"The Netherlands has corrected most of its mistakes and is one of the global leaders in eco-farming," he says.

Zhang says it is important that Chinese entrepreneurs also start considering agriculture as a lucrative business. "If we change our mindset and think of the huge market that is on offer, I am sure that it will go a long way in helping sustain China's economic miracle through continued prosperity. It is much better than relying on real estate expansion."

Citing an example of how modern techniques can boost yields, Zhang refers to a sample farm that is spread over 667 hectares. "If we set up greenhouses that can boost crop growth on 66.7 hectares of the land, the overall yields from that sample size alone would be much higher than what one would get from the entire 667 hectares using traditional farming methods. It is these kinds of innovative techniques that will help bolster food security in China," Zhang says. He says that the balance of 600 hectares of land can be used for eco-farming to ensure sustainable food production and optimal usage of the ecosystem.

The real benefit of such techniques, Zhang says, is that they can help address China's environmental problems, food security and create more added value and jobs for farmers. Most of the waste generated from agriculture can be converted to electric or heating energy providing valuable solutions to the energy crisis, he says.

Within his eco-agricultural park, he has already incorporated rotation schemes in crop planting, dairy, fisheries and other industries. "These schemes are revolutionary and I am sure will bring more benefits to farmers," he says.

Zhang believes that the greatest advantage of eco-farming is the fact that problems actually end up as solutions. For example, he says it is a headache for most cities to solve the problems of mountains of rubbish and refuse. "I take these as resources as we can burn the waste and generate electricity," he says.

His novel ideas can also help offer solutions to China's overcapacity. For example, he says China's solar panel industry has accumulated tremendous overcapacity due to encouraging policies in previous years. "If the government allows us to build a solar electricity plant and wind farm in China's desert areas, and integrate this energy into the national grid and then allow us to use the same amount of energy in our farms thousands of miles away, we can help solve the overcapacity problem," Zhang says.

"We need to think out of box, especially when it comes to reforms," says Zhang, adding that he will continue to work on bringing more agricultural technology from the Netherlands to China.

Zhang, who spends most of his time shuttling between China and the Netherlands, says that it is his determination and strong passion to do something different that keeps him going. But he admits that it has been a rocky road to success.

Qingtian, a mountainous county in Zhejiang province, is well known in China for the number of people who have crossed the seas in search of better fortunes and also for the people's hard work and business acumen. Many of these skills have been sharpened by the harsh living conditions, says Zhang.

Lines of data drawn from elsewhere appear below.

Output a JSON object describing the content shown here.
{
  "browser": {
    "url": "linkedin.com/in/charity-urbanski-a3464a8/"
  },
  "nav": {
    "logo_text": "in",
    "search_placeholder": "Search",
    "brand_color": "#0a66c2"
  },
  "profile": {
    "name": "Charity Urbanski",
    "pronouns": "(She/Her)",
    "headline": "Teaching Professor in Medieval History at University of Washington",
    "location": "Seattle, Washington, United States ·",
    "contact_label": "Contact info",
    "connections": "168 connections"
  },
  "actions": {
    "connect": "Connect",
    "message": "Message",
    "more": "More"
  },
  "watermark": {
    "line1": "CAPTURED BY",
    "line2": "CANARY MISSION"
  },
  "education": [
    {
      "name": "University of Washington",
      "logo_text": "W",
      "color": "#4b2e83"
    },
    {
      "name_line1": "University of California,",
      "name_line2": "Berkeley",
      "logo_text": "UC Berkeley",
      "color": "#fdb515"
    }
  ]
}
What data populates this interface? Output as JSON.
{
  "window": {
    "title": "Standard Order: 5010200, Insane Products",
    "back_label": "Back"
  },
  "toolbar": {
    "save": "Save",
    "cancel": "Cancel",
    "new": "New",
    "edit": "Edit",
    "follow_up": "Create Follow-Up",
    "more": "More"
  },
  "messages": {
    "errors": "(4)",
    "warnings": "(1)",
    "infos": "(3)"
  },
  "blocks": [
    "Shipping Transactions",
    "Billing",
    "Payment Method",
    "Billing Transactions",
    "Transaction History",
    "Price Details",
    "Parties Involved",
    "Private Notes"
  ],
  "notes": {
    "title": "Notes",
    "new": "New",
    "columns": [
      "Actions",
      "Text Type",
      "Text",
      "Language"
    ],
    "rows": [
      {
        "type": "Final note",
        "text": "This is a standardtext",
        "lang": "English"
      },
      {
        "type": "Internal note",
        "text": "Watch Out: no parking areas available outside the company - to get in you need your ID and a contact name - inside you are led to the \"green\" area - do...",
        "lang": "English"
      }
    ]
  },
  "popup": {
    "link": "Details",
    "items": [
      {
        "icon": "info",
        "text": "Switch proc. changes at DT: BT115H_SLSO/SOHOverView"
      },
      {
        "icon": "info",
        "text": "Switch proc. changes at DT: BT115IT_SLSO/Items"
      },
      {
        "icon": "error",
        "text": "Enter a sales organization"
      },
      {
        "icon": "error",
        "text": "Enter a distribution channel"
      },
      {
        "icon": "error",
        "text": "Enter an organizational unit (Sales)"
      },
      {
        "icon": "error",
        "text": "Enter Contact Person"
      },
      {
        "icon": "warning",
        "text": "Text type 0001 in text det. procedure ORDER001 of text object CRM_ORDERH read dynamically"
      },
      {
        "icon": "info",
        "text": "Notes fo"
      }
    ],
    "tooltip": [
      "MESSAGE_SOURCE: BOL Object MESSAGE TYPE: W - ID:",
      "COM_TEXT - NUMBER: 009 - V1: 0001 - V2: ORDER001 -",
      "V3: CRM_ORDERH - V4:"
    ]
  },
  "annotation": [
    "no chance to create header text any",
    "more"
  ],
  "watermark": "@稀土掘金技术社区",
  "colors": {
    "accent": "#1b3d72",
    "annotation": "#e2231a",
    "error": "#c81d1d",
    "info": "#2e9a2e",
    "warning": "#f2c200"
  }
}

"When I came to the Netherlands in 1993 at the age of 17, I was no different from the others. I too wanted to make my fortune. But I wanted to break away from tradition and do something different," he says.

That looked easier said than done, as some 250,000 people from his county were working in various food-related ventures across the globe then. That number is more than 330,000 now. "I didn't want to end up making food and was more keen on learning something that could help put more food on the plate."

Zhang says that it took nearly 18 years to achieve what he calls his European dream. "I had to supplement my education at the Rotterdam Business School by moonlighting as a waiter or a cook in several restaurants," he says.

"I could not bear the long hours of work in a restaurant," says Zhang in response to questions on why he did not set up his own restaurant chain. He says he had five kids already when he decided to become an agricultural entrepreneur in 2011.

"Prior to that I donned several hats, including running a successful logistics business that I later sold off."

"Hard work, business adaptability and the zeal to succeed have been my assets," he says with a smile when asked about the secret of his success.

Li Xiaofei contributed to this story.